A Tuesday Afternoon at the Galleries
Almost anytime, but particularly when the weather outside starts to get chilly, I'm happy spending an hour or two tucked away inside an art museum. Is it that museums just seem warm? I'm really not sure there's any logic to it. It's cold here though, and today I took an hour out of the afternoon to visit two of the art museums in New Haven.
If you want to get lost in a museum, you will need to hop on the train down to New York and visit the MET - an experience I certainly recommend. But if an hour spent soaking up paintings and sculptures seems like a good study break, there are a couple of galleries to visit within a 5 minute walk of the Law School - not far even on a chilly day - and admission to each is free.
I started off at the Yale University Art Gallery (artgallery.yale.edu), excited to see one of their special exhibitions. (This is the point where I should offer a disclaimer that I'm not much of an expert on art, though I do love wandering around in museums.) My first stop was "First Doubt: Optical Confusion in Modern Photography," an exhibit of photographs from the collection of Allan Chasanoff. The exhibit featured a diverse array of photographers and some arresting images. The photographs contained visual distortions that aimed to challenge the viewer's understanding of what they were seeing. A body that appeared at first glance to be a landscape. A mirrored reflection that on second glance is actually a photograph of two almost identical objects. It was a thoughtful exhibit and thoroughly interesting.

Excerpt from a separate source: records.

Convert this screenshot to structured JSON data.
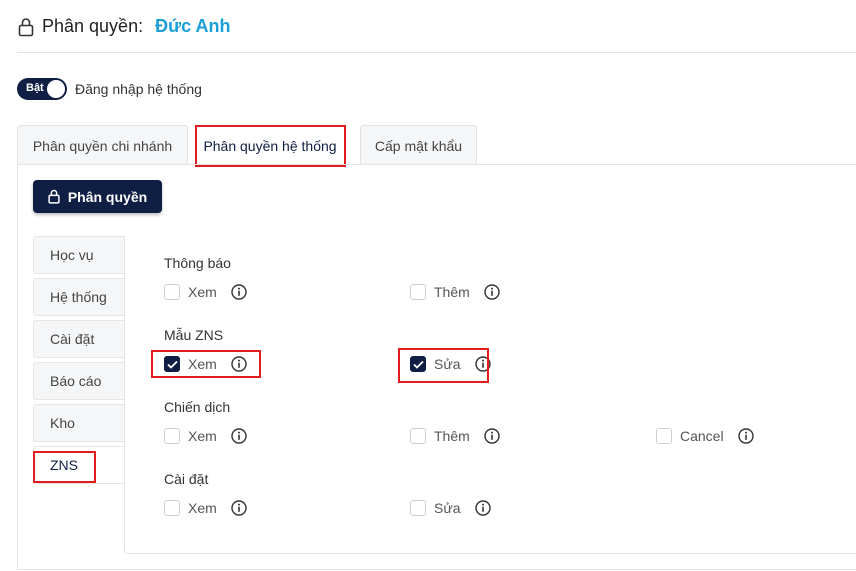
{
  "header": {
    "prefix": "Phân quyền:",
    "name": "Đức Anh"
  },
  "toggle": {
    "state": "Bật",
    "label": "Đăng nhập hệ thống"
  },
  "tabs": [
    "Phân quyền chi nhánh",
    "Phân quyền hệ thống",
    "Cấp mật khẩu"
  ],
  "active_tab": "Phân quyền hệ thống",
  "permission_button": "Phân quyền",
  "side_tabs": [
    "Học vụ",
    "Hệ thống",
    "Cài đặt",
    "Báo cáo",
    "Kho",
    "ZNS"
  ],
  "active_side_tab": "ZNS",
  "sections": [
    {
      "title": "Thông báo",
      "options": [
        {
          "label": "Xem",
          "checked": false
        },
        {
          "label": "Thêm",
          "checked": false
        }
      ]
    },
    {
      "title": "Mẫu ZNS",
      "options": [
        {
          "label": "Xem",
          "checked": true
        },
        {
          "label": "Sửa",
          "checked": true
        }
      ]
    },
    {
      "title": "Chiến dịch",
      "options": [
        {
          "label": "Xem",
          "checked": false
        },
        {
          "label": "Thêm",
          "checked": false
        },
        {
          "label": "Cancel",
          "checked": false
        }
      ]
    },
    {
      "title": "Cài đặt",
      "options": [
        {
          "label": "Xem",
          "checked": false
        },
        {
          "label": "Sửa",
          "checked": false
        }
      ]
    }
  ],
  "colors": {
    "primary": "#0f1f44",
    "accent": "#1a9fd6",
    "highlight": "#e21c1c"
  }
}
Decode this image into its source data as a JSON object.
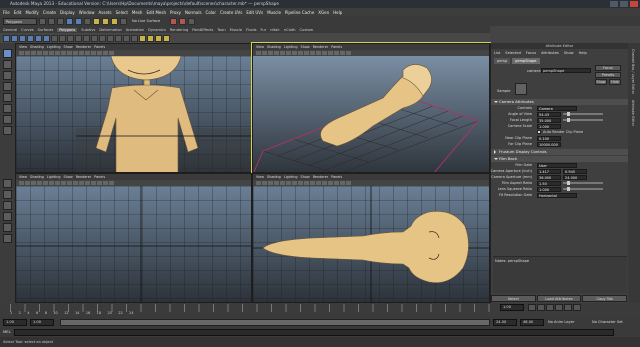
{
  "titlebar": {
    "title": "Autodesk Maya 2013 - Educational Version: C:\\Users\\Hp\\Documents\\maya\\projects\\default\\scenes\\character.mb* --- perspShape"
  },
  "menubar": {
    "items": [
      "File",
      "Edit",
      "Modify",
      "Create",
      "Display",
      "Window",
      "Assets",
      "Select",
      "Mesh",
      "Edit Mesh",
      "Proxy",
      "Normals",
      "Color",
      "Create UVs",
      "Edit UVs",
      "Muscle",
      "Pipeline Cache",
      "XGen",
      "Help"
    ]
  },
  "status": {
    "mode": "Polygons",
    "live_surface": "No Live Surface"
  },
  "shelf": {
    "tabs": [
      "General",
      "Curves",
      "Surfaces",
      "Polygons",
      "Subdivs",
      "Deformation",
      "Animation",
      "Dynamics",
      "Rendering",
      "PaintEffects",
      "Toon",
      "Muscle",
      "Fluids",
      "Fur",
      "nHair",
      "nCloth",
      "Custom"
    ],
    "active": "Polygons"
  },
  "viewport": {
    "menu": [
      "View",
      "Shading",
      "Lighting",
      "Show",
      "Renderer",
      "Panels"
    ]
  },
  "attr": {
    "header": "Attribute Editor",
    "menu": [
      "List",
      "Selected",
      "Focus",
      "Attributes",
      "Show",
      "Help"
    ],
    "tabs": [
      "persp",
      "perspShape"
    ],
    "camera_label": "camera:",
    "camera_value": "perspShape",
    "focus": "Focus",
    "presets": "Presets",
    "show": "Show",
    "hide": "Hide",
    "sample": "Sample",
    "camera_attributes": "Camera Attributes",
    "controls_label": "Controls",
    "controls_value": "Camera",
    "angle_label": "Angle of View",
    "angle_value": "54.43",
    "focal_label": "Focal Length",
    "focal_value": "35.000",
    "scale_label": "Camera Scale",
    "scale_value": "1.000",
    "auto_clip": "Auto Render Clip Plane",
    "near_label": "Near Clip Plane",
    "near_value": "0.100",
    "far_label": "Far Clip Plane",
    "far_value": "10000.000",
    "frustum": "Frustum Display Controls",
    "film_back": "Film Back",
    "filmgate_label": "Film Gate",
    "filmgate_value": "User",
    "aperture_label": "Camera Aperture (inch)",
    "aperture_1": "1.417",
    "aperture_2": "0.945",
    "aperture_mm_label": "Camera Aperture (mm)",
    "aperture_mm_1": "36.000",
    "aperture_mm_2": "24.000",
    "aspect_label": "Film Aspect Ratio",
    "aspect_value": "1.50",
    "squeeze_label": "Lens Squeeze Ratio",
    "squeeze_value": "1.000",
    "fitres_label": "Fit Resolution Gate",
    "fitres_value": "Horizontal",
    "notes": "Notes:  perspShape",
    "select": "Select",
    "load": "Load Attributes",
    "copy": "Copy Tab"
  },
  "rightside": {
    "a": "Channel Box / Layer Editor",
    "b": "Attribute Editor"
  },
  "timeline": {
    "ticks": [
      "1",
      "2",
      "4",
      "6",
      "8",
      "10",
      "12",
      "14",
      "16",
      "18",
      "20",
      "22",
      "24"
    ],
    "current": "1.00"
  },
  "range": {
    "start": "1.00",
    "inner_start": "1.00",
    "inner_end": "24.00",
    "end1": "24.00",
    "end2": "48.00",
    "anim_layer": "No Anim Layer",
    "char_set": "No Character Set"
  },
  "cmd": {
    "label": "MEL"
  },
  "help": "Select Tool: select an object"
}
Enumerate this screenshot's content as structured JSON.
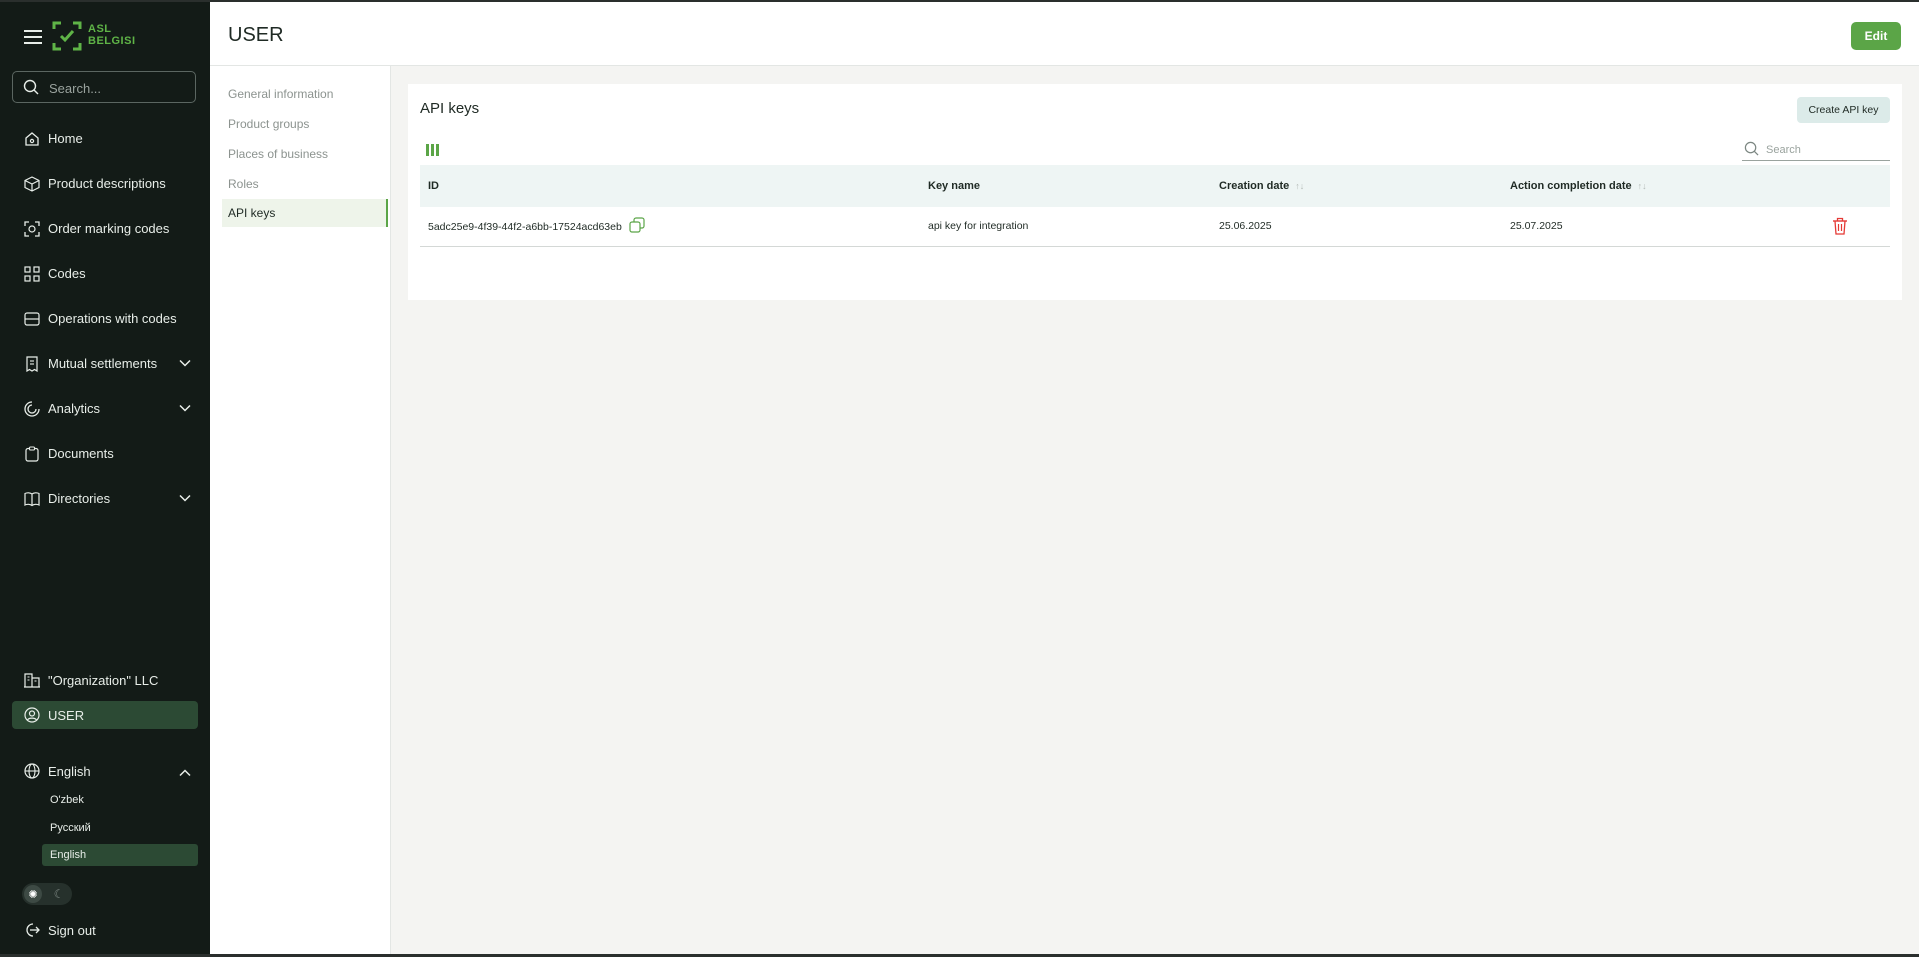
{
  "brand": {
    "logo_line1": "ASL",
    "logo_line2": "BELGISI"
  },
  "sidebar": {
    "search_placeholder": "Search...",
    "items": [
      {
        "label": "Home",
        "icon": "home-icon"
      },
      {
        "label": "Product descriptions",
        "icon": "box-icon"
      },
      {
        "label": "Order marking codes",
        "icon": "scan-icon"
      },
      {
        "label": "Codes",
        "icon": "code-grid-icon"
      },
      {
        "label": "Operations with codes",
        "icon": "stack-icon"
      },
      {
        "label": "Mutual settlements",
        "icon": "receipt-icon",
        "expandable": true
      },
      {
        "label": "Analytics",
        "icon": "chart-icon",
        "expandable": true
      },
      {
        "label": "Documents",
        "icon": "clipboard-icon"
      },
      {
        "label": "Directories",
        "icon": "book-icon",
        "expandable": true
      }
    ],
    "organization": "\"Organization\" LLC",
    "user": "USER",
    "language": {
      "current": "English",
      "options": [
        "O'zbek",
        "Русский",
        "English"
      ],
      "selected": "English"
    },
    "theme_sun": "✺",
    "theme_moon": "☾",
    "sign_out": "Sign out"
  },
  "header": {
    "title": "USER",
    "edit_label": "Edit"
  },
  "subnav": {
    "items": [
      "General information",
      "Product groups",
      "Places of business",
      "Roles",
      "API keys"
    ],
    "active": "API keys"
  },
  "panel": {
    "title": "API keys",
    "create_label": "Create API key",
    "search_placeholder": "Search",
    "columns": {
      "id": "ID",
      "key_name": "Key name",
      "creation_date": "Creation date",
      "completion_date": "Action completion date",
      "sort_glyph": "↑↓"
    },
    "rows": [
      {
        "id": "5adc25e9-4f39-44f2-a6bb-17524acd63eb",
        "key_name": "api key for integration",
        "creation_date": "25.06.2025",
        "completion_date": "25.07.2025"
      }
    ]
  },
  "colors": {
    "sidebar_bg": "#131b17",
    "accent_green": "#5ba547",
    "active_item_bg": "#2c4a34",
    "delete_red": "#e53935",
    "table_header_bg": "#eef5f4"
  }
}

I should also mention the permanent collection of the Yale University Art Gallery includes collections of art from Asia and Africa, an early European collection, and a modern and contemporary art collection, containing works by such artists as Picasso, Warhol, Pollock and Cezanne. The modern and contemporary art collection, my personal favorite, is closed for the month for renovations, so I decided to head across the street to the Yale Center for British Art (ycba.yale.edu).
I am drawn to the Yale Center for British Art, in large part, for the building itself. It is a modern building that captures the light with expansive windows, grey stone pillars and light pine walls. The gallery rooms are lined with internal windows looking down onto the floors below. It is really a lovely place to wander around.
The Yale Center for British Art contains the largest and most comprehensive collection of British art outside of the United Kingdom. On the top floor you can view a collection of British art before 1850, from the traditional portraits of men in white wigs and women in oversized gowns, to some stunning landscapes and beautiful old ships. The second floor houses British art from 1850- present, including a striking self-portrait of Vanessa Bell. The Center offers tours and lectures on select days, as well as concerts on Thursday evenings. I haven't made it to one of their concerts yet, but it sounds to me like a perfect way to spend an hour.